**Goal of the exercise:** Repeat what the lines below say, word for word, and skip every image.

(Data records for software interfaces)
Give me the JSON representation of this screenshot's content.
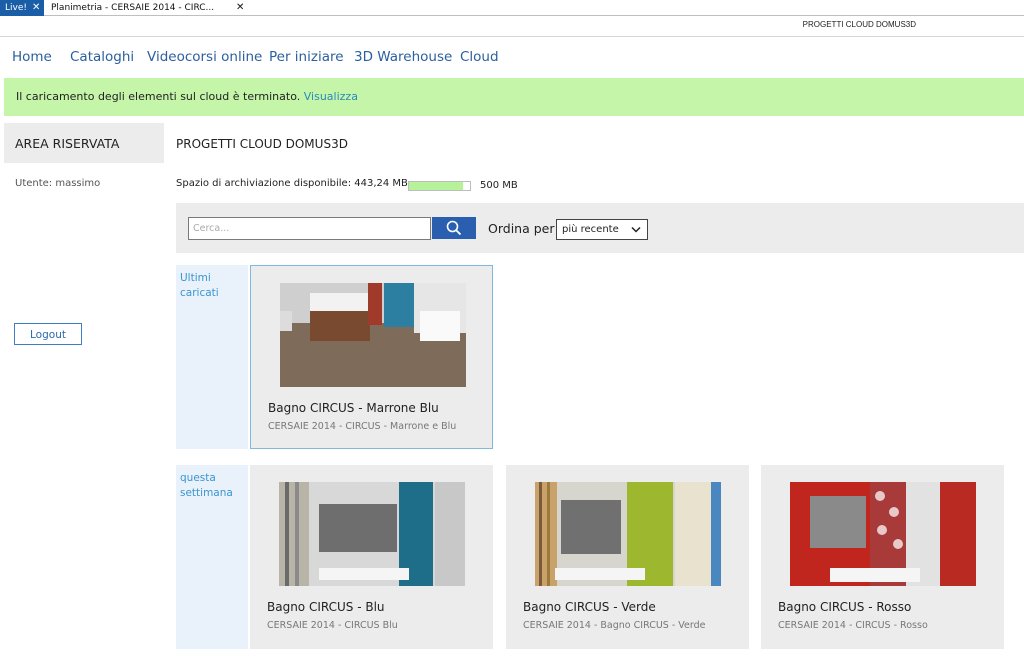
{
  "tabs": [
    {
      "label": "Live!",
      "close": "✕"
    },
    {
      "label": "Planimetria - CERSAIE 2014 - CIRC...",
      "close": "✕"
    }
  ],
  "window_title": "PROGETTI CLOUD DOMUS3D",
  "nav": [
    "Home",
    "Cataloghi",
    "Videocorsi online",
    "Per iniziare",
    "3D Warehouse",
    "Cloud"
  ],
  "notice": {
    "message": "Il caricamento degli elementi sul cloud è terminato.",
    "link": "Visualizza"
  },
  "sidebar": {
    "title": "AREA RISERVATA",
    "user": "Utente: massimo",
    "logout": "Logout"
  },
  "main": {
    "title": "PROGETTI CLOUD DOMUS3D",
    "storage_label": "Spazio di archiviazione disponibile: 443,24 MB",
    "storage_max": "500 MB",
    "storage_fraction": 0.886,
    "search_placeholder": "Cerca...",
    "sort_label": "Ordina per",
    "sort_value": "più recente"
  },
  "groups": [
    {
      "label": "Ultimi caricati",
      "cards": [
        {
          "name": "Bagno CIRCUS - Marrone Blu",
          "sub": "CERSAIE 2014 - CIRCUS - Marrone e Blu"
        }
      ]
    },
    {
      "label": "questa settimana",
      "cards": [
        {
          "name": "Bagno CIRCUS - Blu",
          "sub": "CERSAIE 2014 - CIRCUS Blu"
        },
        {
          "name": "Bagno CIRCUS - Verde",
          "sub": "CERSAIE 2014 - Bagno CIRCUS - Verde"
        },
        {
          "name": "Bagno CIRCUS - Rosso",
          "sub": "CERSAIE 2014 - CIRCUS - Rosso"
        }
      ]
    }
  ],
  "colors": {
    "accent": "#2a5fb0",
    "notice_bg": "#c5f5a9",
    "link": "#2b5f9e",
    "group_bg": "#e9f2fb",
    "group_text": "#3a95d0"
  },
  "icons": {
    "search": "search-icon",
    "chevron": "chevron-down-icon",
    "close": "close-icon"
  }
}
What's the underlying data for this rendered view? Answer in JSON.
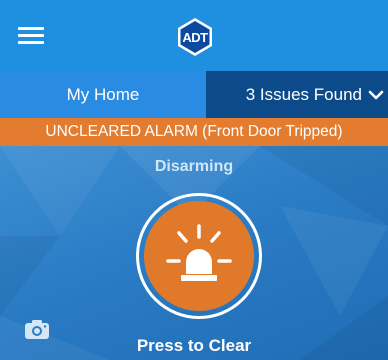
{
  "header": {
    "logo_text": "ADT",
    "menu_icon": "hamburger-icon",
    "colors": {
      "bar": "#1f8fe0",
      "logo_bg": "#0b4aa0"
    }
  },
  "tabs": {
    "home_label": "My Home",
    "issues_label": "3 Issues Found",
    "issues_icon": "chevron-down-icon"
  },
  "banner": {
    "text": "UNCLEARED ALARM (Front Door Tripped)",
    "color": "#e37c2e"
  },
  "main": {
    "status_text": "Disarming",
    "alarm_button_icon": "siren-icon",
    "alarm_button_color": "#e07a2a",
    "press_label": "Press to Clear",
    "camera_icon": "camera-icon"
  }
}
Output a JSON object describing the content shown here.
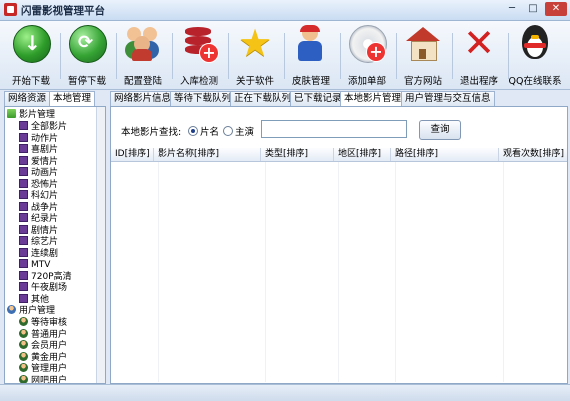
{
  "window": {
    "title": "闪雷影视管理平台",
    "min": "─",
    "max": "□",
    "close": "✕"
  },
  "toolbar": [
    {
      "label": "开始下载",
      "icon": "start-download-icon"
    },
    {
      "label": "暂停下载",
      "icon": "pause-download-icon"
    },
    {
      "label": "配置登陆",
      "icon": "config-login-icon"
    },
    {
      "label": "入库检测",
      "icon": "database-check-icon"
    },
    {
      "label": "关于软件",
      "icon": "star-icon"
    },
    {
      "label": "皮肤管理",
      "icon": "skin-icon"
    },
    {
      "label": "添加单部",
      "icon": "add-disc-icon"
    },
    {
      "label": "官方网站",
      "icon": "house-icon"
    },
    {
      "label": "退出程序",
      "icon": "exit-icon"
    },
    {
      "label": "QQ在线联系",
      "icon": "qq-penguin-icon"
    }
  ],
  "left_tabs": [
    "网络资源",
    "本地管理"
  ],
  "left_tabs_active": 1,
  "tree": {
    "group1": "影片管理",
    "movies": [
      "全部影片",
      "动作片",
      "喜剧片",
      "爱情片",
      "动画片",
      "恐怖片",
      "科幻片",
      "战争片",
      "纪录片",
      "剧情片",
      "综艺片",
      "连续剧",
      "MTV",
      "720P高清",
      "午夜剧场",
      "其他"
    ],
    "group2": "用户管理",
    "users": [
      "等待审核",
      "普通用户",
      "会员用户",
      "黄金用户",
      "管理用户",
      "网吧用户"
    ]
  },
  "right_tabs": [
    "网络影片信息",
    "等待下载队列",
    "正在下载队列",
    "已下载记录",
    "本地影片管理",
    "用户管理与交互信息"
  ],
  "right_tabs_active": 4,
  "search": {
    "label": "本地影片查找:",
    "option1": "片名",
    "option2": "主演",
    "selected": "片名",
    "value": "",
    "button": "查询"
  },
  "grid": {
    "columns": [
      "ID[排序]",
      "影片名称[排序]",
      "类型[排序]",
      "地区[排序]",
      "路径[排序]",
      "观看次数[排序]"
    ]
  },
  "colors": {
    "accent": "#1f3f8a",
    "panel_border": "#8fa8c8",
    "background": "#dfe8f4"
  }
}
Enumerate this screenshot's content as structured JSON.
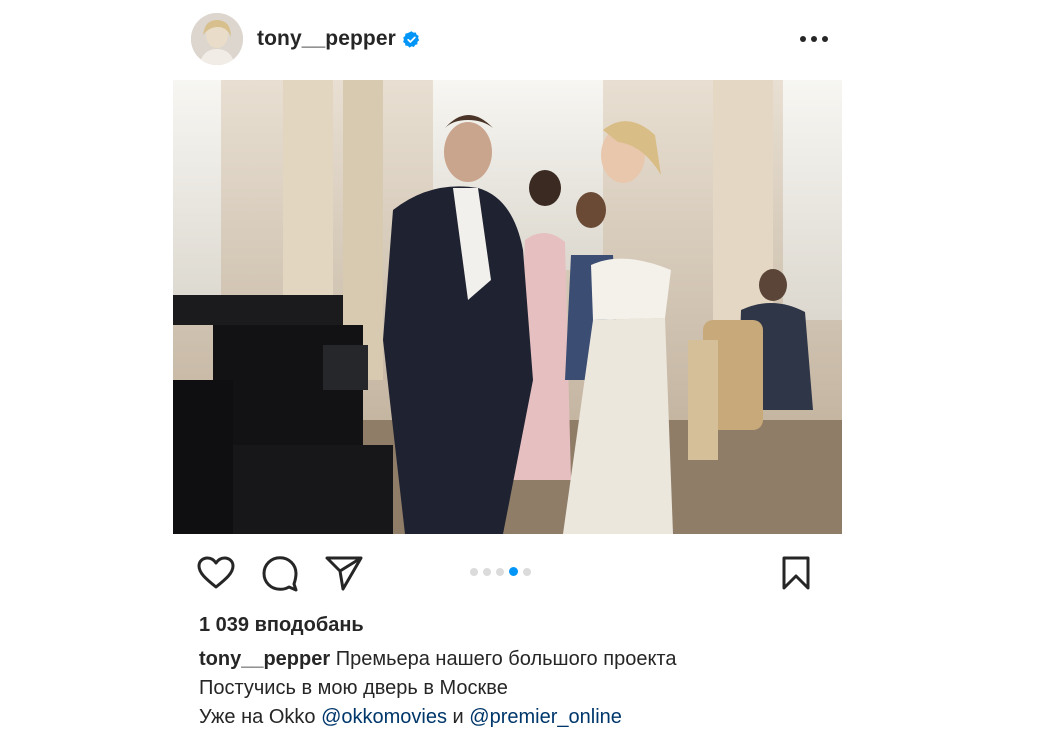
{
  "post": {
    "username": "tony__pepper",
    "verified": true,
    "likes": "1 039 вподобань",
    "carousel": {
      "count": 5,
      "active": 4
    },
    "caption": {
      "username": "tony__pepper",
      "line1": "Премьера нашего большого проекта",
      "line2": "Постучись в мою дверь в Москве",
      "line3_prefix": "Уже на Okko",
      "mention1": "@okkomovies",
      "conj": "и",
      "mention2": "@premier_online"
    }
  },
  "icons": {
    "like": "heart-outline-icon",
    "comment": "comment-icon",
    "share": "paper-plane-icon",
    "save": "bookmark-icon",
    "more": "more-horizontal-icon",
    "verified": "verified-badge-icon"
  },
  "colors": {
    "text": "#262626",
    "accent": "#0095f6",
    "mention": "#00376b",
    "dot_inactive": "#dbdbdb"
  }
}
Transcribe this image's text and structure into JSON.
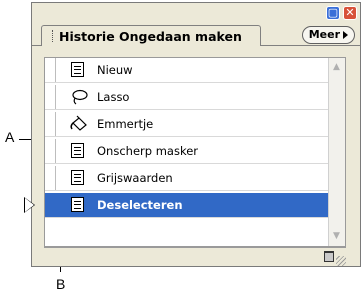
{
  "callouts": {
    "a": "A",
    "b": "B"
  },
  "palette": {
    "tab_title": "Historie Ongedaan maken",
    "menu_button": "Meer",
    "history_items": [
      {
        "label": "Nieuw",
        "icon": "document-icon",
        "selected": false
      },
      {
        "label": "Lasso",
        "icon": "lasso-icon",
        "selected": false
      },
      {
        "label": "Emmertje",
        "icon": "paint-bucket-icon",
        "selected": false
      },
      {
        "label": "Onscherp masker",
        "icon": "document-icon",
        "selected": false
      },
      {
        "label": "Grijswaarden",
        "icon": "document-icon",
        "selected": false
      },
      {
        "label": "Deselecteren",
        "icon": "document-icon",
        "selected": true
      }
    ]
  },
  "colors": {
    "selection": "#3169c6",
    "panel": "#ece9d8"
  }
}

**Reply:**
Give me the JSON representation of this screenshot's content.
{
  "tabs": [
    {
      "label": "Live!",
      "close": "✕"
    },
    {
      "label": "Planimetria - CERSAIE 2014 - CIRC...",
      "close": "✕"
    }
  ],
  "window_title": "PROGETTI CLOUD DOMUS3D",
  "nav": [
    "Home",
    "Cataloghi",
    "Videocorsi online",
    "Per iniziare",
    "3D Warehouse",
    "Cloud"
  ],
  "notice": {
    "message": "Il caricamento degli elementi sul cloud è terminato.",
    "link": "Visualizza"
  },
  "sidebar": {
    "title": "AREA RISERVATA",
    "user": "Utente: massimo",
    "logout": "Logout"
  },
  "main": {
    "title": "PROGETTI CLOUD DOMUS3D",
    "storage_label": "Spazio di archiviazione disponibile: 443,24 MB",
    "storage_max": "500 MB",
    "storage_fraction": 0.886,
    "search_placeholder": "Cerca...",
    "sort_label": "Ordina per",
    "sort_value": "più recente"
  },
  "groups": [
    {
      "label": "Ultimi caricati",
      "cards": [
        {
          "name": "Bagno CIRCUS - Marrone Blu",
          "sub": "CERSAIE 2014 - CIRCUS - Marrone e Blu"
        }
      ]
    },
    {
      "label": "questa settimana",
      "cards": [
        {
          "name": "Bagno CIRCUS - Blu",
          "sub": "CERSAIE 2014 - CIRCUS Blu"
        },
        {
          "name": "Bagno CIRCUS - Verde",
          "sub": "CERSAIE 2014 - Bagno CIRCUS - Verde"
        },
        {
          "name": "Bagno CIRCUS - Rosso",
          "sub": "CERSAIE 2014 - CIRCUS - Rosso"
        }
      ]
    }
  ],
  "colors": {
    "accent": "#2a5fb0",
    "notice_bg": "#c5f5a9",
    "link": "#2b5f9e",
    "group_bg": "#e9f2fb",
    "group_text": "#3a95d0"
  },
  "icons": {
    "search": "search-icon",
    "chevron": "chevron-down-icon",
    "close": "close-icon"
  }
}
What's the underlying data for this rendered view? Answer in JSON.
{
  "header": {
    "logo_text": "ADT",
    "menu_icon": "hamburger-icon",
    "colors": {
      "bar": "#1f8fe0",
      "logo_bg": "#0b4aa0"
    }
  },
  "tabs": {
    "home_label": "My Home",
    "issues_label": "3 Issues Found",
    "issues_icon": "chevron-down-icon"
  },
  "banner": {
    "text": "UNCLEARED ALARM (Front Door Tripped)",
    "color": "#e37c2e"
  },
  "main": {
    "status_text": "Disarming",
    "alarm_button_icon": "siren-icon",
    "alarm_button_color": "#e07a2a",
    "press_label": "Press to Clear",
    "camera_icon": "camera-icon"
  }
}
Output a JSON object describing the content shown here.
{
  "window": {
    "title": "闪雷影视管理平台",
    "min": "─",
    "max": "□",
    "close": "✕"
  },
  "toolbar": [
    {
      "label": "开始下载",
      "icon": "start-download-icon"
    },
    {
      "label": "暂停下载",
      "icon": "pause-download-icon"
    },
    {
      "label": "配置登陆",
      "icon": "config-login-icon"
    },
    {
      "label": "入库检测",
      "icon": "database-check-icon"
    },
    {
      "label": "关于软件",
      "icon": "star-icon"
    },
    {
      "label": "皮肤管理",
      "icon": "skin-icon"
    },
    {
      "label": "添加单部",
      "icon": "add-disc-icon"
    },
    {
      "label": "官方网站",
      "icon": "house-icon"
    },
    {
      "label": "退出程序",
      "icon": "exit-icon"
    },
    {
      "label": "QQ在线联系",
      "icon": "qq-penguin-icon"
    }
  ],
  "left_tabs": [
    "网络资源",
    "本地管理"
  ],
  "left_tabs_active": 1,
  "tree": {
    "group1": "影片管理",
    "movies": [
      "全部影片",
      "动作片",
      "喜剧片",
      "爱情片",
      "动画片",
      "恐怖片",
      "科幻片",
      "战争片",
      "纪录片",
      "剧情片",
      "综艺片",
      "连续剧",
      "MTV",
      "720P高清",
      "午夜剧场",
      "其他"
    ],
    "group2": "用户管理",
    "users": [
      "等待审核",
      "普通用户",
      "会员用户",
      "黄金用户",
      "管理用户",
      "网吧用户"
    ]
  },
  "right_tabs": [
    "网络影片信息",
    "等待下载队列",
    "正在下载队列",
    "已下载记录",
    "本地影片管理",
    "用户管理与交互信息"
  ],
  "right_tabs_active": 4,
  "search": {
    "label": "本地影片查找:",
    "option1": "片名",
    "option2": "主演",
    "selected": "片名",
    "value": "",
    "button": "查询"
  },
  "grid": {
    "columns": [
      "ID[排序]",
      "影片名称[排序]",
      "类型[排序]",
      "地区[排序]",
      "路径[排序]",
      "观看次数[排序]"
    ]
  },
  "colors": {
    "accent": "#1f3f8a",
    "panel_border": "#8fa8c8",
    "background": "#dfe8f4"
  }
}
Enumerate this screenshot's content as structured JSON.
{
  "post": {
    "username": "tony__pepper",
    "verified": true,
    "likes": "1 039 вподобань",
    "carousel": {
      "count": 5,
      "active": 4
    },
    "caption": {
      "username": "tony__pepper",
      "line1": "Премьера нашего большого проекта",
      "line2": "Постучись в мою дверь в Москве",
      "line3_prefix": "Уже на Okko",
      "mention1": "@okkomovies",
      "conj": "и",
      "mention2": "@premier_online"
    }
  },
  "icons": {
    "like": "heart-outline-icon",
    "comment": "comment-icon",
    "share": "paper-plane-icon",
    "save": "bookmark-icon",
    "more": "more-horizontal-icon",
    "verified": "verified-badge-icon"
  },
  "colors": {
    "text": "#262626",
    "accent": "#0095f6",
    "mention": "#00376b",
    "dot_inactive": "#dbdbdb"
  }
}
Transcribe this image's text and structure into JSON.
{
  "callouts": {
    "a": "A",
    "b": "B"
  },
  "palette": {
    "tab_title": "Historie Ongedaan maken",
    "menu_button": "Meer",
    "history_items": [
      {
        "label": "Nieuw",
        "icon": "document-icon",
        "selected": false
      },
      {
        "label": "Lasso",
        "icon": "lasso-icon",
        "selected": false
      },
      {
        "label": "Emmertje",
        "icon": "paint-bucket-icon",
        "selected": false
      },
      {
        "label": "Onscherp masker",
        "icon": "document-icon",
        "selected": false
      },
      {
        "label": "Grijswaarden",
        "icon": "document-icon",
        "selected": false
      },
      {
        "label": "Deselecteren",
        "icon": "document-icon",
        "selected": true
      }
    ]
  },
  "colors": {
    "selection": "#3169c6",
    "panel": "#ece9d8"
  }
}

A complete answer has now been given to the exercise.